9. Emma. (2020)

The most recent adaptation of Jane Austen's Emma is also perhaps the best version put to screen. There's an impeccable cast of actors such as Anya Taylor-Joy and Johnny Flynn in the title roles and some impeccable comedic turns by Miranda Hart, Bill Nighy and The Crown's Josh O'Connor.

Appearance-wise the film is infused with a pretty pastel colour palette and a buoyant charm making this Jane Austen adaptation unlike any other you've seen before. Aesthetic wise it's almost Wes Anderson-esque but more importantly, photographer turned first time director Autumn de Wilde films the story through the female gaze. There's a softness and a vulnerability to the characters that doesn't ever come through in other Austen adaptations which are almost exclusively directed by men.

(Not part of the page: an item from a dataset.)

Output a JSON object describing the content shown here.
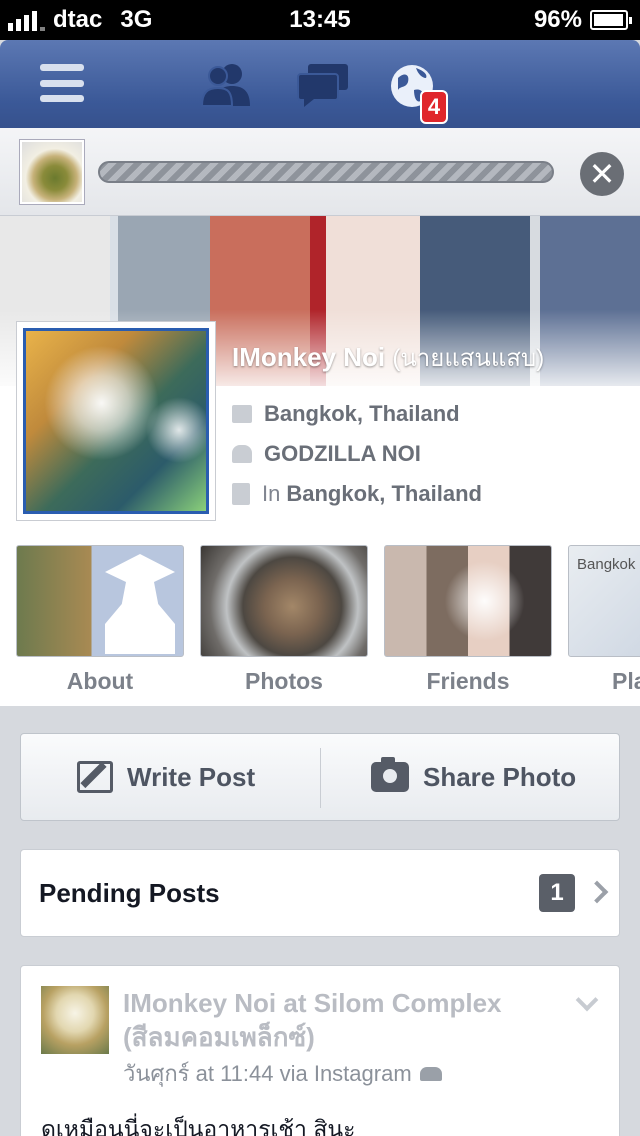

10. Yesterday (2019)

A struggling Suffolk musician experiences a freak accident and becomes the only person in the world to remember The Beatles in Danny Boyle's 2019 romantic comedy. Playing out as a riff on alternate realities and being appreciative of what you have, Yesterday at its core is a love story, and it's a rather sweet one.

And something that makes this charming comedy a little more special is that many Suffolk locals got a once in a lifetime chance to be extras on set. Read about their surreal experiences here.


11. Anna Karenina (2012)

Adapting a tome like the sweeping Russian epic Anna Karenina is no small feat but director Joe Wright takes this iconic yet tragic love story to a whole new height by filming it on a stage. Perhaps to act as a metaphor for the artifices of high society and to symbolise that Anna is a woman who has no real autonomy; either way, this unique way of framing the story really stands out.

The famous Shepperton Studios in Surrey was used for most of the film's production, with some external and internal shots taking place in Hampshire's New Forest, Ham House in Surrey, Didcot Railway Centre in Oxfordshire and the Russian countryside.

Now it's time to cast your vote on the best British romance film!